    * (advertising) The Advertising Research Handbook Charles E. Young, Ideas in Flight, Seattle, WA, April 2005

    Etymology 3

    , or, from the sense of fitted to length.

    Noun

    (en noun)
  • (archaic) A section of a poem or ballad.
  • * 1771 , (1791), vol 2:
  • Dr. Percy has written a long ballad in many fits .
  • * Spenser
  • to play some pleasant fit

    References

    * Oxford English Dictionary: fit, fyte n. 1

    Etymology 4

    .

    Noun

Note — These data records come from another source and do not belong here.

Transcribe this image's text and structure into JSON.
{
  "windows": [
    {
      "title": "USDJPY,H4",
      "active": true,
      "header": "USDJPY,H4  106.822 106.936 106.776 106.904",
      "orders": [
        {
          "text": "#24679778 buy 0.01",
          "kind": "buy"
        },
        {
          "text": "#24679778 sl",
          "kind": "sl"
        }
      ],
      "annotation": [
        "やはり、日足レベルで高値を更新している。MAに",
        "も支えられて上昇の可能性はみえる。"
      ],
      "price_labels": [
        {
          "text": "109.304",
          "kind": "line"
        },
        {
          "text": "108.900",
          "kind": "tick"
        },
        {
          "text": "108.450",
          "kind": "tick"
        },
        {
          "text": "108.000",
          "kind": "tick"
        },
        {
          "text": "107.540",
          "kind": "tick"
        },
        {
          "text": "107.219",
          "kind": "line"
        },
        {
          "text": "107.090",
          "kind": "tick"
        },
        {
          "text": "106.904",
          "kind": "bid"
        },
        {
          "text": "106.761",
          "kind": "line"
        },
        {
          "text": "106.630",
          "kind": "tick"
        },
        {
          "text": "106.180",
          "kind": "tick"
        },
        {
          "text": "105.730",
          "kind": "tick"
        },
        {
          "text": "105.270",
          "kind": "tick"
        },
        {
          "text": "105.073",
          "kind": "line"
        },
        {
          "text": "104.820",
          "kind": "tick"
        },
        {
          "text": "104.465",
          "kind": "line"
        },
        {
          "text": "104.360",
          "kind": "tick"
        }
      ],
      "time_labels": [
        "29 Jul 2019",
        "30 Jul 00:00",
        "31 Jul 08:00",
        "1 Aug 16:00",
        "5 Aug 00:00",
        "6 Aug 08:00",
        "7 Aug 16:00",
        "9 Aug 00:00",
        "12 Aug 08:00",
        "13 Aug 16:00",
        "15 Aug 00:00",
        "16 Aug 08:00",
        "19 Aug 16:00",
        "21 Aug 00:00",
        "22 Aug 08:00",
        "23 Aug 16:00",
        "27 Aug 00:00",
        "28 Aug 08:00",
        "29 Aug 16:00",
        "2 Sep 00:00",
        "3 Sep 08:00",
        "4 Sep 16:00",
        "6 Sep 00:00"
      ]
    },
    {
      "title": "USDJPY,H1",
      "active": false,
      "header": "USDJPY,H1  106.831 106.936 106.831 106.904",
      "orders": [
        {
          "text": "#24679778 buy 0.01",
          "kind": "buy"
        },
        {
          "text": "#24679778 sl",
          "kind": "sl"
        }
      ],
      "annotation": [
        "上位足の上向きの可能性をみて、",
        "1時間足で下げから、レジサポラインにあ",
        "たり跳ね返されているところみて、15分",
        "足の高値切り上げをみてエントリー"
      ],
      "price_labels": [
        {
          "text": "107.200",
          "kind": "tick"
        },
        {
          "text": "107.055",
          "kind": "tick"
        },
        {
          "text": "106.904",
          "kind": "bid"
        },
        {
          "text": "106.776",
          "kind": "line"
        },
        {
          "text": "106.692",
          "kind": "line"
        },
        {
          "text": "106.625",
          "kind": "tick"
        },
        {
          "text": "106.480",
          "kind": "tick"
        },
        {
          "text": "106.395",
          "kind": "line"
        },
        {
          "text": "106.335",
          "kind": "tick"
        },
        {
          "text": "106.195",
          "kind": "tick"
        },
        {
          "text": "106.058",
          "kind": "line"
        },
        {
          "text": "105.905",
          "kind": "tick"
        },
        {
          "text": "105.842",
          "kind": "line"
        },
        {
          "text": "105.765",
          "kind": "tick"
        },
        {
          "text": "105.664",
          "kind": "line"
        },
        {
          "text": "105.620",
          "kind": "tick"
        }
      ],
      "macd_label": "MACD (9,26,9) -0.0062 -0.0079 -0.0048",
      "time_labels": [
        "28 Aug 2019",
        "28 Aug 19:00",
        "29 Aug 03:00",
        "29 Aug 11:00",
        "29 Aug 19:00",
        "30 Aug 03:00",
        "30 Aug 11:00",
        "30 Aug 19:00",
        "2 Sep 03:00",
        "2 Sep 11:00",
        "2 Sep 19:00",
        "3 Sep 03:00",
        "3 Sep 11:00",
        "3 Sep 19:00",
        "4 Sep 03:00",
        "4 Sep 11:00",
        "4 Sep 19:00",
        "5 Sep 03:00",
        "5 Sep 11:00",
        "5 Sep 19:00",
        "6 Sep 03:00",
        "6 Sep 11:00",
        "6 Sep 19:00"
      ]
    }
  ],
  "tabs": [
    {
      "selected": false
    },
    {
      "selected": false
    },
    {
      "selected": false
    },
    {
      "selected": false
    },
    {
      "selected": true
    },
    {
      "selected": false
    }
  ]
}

    (en noun)
  • A seizure or convulsion.
  • My grandfather died after having a fit .
  • (medicine) A sudden and vigorous appearance of a symptom over a short period of time.
  • A sudden outburst of emotion.
  • He had a laughing fit which lasted more than ten minutes.
    She had a fit and had thrown all of his clothes out of the window.
    He threw a fit when his car broke down.
  • A sudden burst (of an activity).
  • *
  • Synonyms
    * (sudden outburst of emotion) blowout, hissy, tantrum, spell, moment * (sudden burst of activity) flurry, frenzy
    Derived terms
    * fits and starts * fit of rage * have a fit * hissy fit * pitch a fit * shit fit * snit fit * throw a fit

    Verb

    (fitt)
  • (medicine) To suffer a fit.
  • constellate

    English

    Verb

  • To combine as a cluster.
  • To fit, adorn (as if) with constellations.
  • To (form a) cluster.
  • * 2013 , (Hilary Mantel), ‘Royal Bodies’, London Review of Books , 35.IV:
  • It’s no surprise that so much fiction constellates around the subject of Henry and his wives.
  • To shine with united radiance, or one general light.
  • * Boyle
  • The several things which engage our affections shine forth and constellate in God.